One of the earliest land grants in the Randwick area was made in 1824 to Captain Francis Marsh, who received 12 acres bounded by the present Botany and High Streets, Alison and Belmore Roads. In 1839 William Newcombe acquired the land north-west of the present town hall in Avoca Street. Randwick takes its name from the town of Randwick, Gloucestershire, England. The name was suggested by Simeon Pearce (1821â€“86) and his brother James. Simeon was born in the English Randwick and the brothers were responsible for the early development of both Randwick and its neighbour, Coogee. Simeon had come to the colony in 1841 as a 21 year old surveyor.

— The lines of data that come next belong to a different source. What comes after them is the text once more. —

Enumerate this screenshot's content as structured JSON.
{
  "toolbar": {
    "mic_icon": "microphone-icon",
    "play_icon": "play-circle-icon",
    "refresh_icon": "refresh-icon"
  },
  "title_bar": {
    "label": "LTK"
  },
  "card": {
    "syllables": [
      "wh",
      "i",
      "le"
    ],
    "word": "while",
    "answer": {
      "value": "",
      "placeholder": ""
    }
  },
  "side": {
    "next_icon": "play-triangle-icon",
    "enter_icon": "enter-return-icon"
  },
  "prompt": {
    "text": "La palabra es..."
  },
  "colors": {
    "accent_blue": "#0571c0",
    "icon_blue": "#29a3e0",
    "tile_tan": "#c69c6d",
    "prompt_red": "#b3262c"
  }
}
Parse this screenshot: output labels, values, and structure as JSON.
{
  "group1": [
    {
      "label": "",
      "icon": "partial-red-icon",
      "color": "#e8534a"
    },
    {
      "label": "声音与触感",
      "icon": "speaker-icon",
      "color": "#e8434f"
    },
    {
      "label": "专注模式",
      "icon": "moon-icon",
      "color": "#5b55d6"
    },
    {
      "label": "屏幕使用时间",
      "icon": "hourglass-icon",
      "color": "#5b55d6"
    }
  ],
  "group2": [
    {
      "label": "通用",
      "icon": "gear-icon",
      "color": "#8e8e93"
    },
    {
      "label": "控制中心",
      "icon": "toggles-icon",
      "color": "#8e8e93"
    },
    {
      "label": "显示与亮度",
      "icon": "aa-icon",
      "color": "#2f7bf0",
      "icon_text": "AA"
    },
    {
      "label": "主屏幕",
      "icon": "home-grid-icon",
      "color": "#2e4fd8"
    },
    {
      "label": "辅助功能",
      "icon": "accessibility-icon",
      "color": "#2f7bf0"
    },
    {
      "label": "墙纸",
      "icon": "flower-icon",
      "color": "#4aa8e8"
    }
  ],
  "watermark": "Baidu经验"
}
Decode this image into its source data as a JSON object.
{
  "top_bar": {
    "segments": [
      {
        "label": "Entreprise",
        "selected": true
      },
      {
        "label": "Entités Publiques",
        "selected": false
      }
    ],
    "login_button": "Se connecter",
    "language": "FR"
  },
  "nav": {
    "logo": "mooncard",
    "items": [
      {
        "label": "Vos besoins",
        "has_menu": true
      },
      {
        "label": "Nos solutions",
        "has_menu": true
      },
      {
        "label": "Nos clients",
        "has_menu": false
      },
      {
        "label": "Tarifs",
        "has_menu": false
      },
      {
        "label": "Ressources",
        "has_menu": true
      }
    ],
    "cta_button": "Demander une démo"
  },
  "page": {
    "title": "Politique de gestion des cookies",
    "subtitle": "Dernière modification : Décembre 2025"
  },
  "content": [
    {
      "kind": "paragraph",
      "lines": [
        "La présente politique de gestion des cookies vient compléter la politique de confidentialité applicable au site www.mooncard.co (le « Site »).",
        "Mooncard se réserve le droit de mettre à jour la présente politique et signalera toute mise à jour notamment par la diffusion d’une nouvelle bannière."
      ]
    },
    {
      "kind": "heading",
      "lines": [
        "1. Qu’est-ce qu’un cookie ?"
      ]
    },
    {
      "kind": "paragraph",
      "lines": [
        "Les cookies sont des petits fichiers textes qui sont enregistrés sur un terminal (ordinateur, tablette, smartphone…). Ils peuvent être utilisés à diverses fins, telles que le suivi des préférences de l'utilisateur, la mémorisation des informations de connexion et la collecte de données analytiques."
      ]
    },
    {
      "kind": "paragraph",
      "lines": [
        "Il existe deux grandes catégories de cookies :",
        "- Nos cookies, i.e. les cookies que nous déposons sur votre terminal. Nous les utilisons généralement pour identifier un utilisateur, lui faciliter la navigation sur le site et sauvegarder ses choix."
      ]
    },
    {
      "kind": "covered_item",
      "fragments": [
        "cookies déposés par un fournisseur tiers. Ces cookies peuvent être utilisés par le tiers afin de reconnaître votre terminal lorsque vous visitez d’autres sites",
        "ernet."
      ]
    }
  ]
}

He built his Blenheim House on the he bought from Marsh, and called his property "Randwick". The brothers bought and sold land profitably in the area and elsewhere. Simeon campaigned for construction of a road from the city to Coogee (achieved in 1853) and promoted the incorporation of the suburb. Pearce sought construction of a church modelled on the church of St. John in his birthplace. In 1857 the first St Jude's stood on the site of the present post office, at the corner of the present Alison Road and Avoca Street.Pollen, 1988. Randwick was slow to progress. The village was isolated from Sydney by swamps and sandhills, and although a horse-bus was operated by a man named Grice from the late 1850s, the journey was more a test of nerves than a pleasure jaunt. Wind blew sand over the track, and the bus sometimes became bogged, so that passengers had to get out and push it free. From its early days Randwick had a divided society. The wealthy lived elegantly in large houses built when Pearce promoted Randwick and Coogee as a fashionable area. But the market gardens, orchards and piggeries that continued alongside the large estates were the lot of the working class. Even on the later estates that became racing empires, many jockeys and stablehands lived in huts or even under canvas. An even poorer group were the immigrants who existed on the periphery of Randwick in a place called Irishtown, in the area now known as The Spot, around the junction of St.Paul's Street and Perouse Road. Here families lived in makeshift houses, taking on the most menial tasks in their struggle to survive. In 1858 when the NSW Government passed the Municipalities Act, enabling formation of municipal districts empowered to collect rates and borrow money to improve their suburb, Randwick was the first suburb to apply for the status of a municipality. It was approved in February 1859, and its first Council was elected in March 1859. Randwick had been the venue for sporting events, as well as duels and illegal sports, from the early days in the colony's history. Its first racecourse, the Sandy Racecourse or Old Sand Track, had been a hazardous track over hills and gullies since 1860. When a move was made in 1863 by John Tait, to establish Randwick Racecourse, Simeon Pearce was furious, especially when he heard that Tait also intended to move into Byron Lodge. Tait's venture prospered, however and he became the first person in Australia to organise racing as a commercial sport. The racecourse made a big difference to the progress of Randwick. The horse-bus gave way to trams that linked the suburb to Sydney and civilisation. Randwick soon became a prosperous and lively place, and it still retains a busy residential, professional and commercial life. Today, some of the houses have been replaced by home units. Many European migrants have made their homes in the area, along with students and workers at the nearby University of NSW and the Prince of Wales Hospital.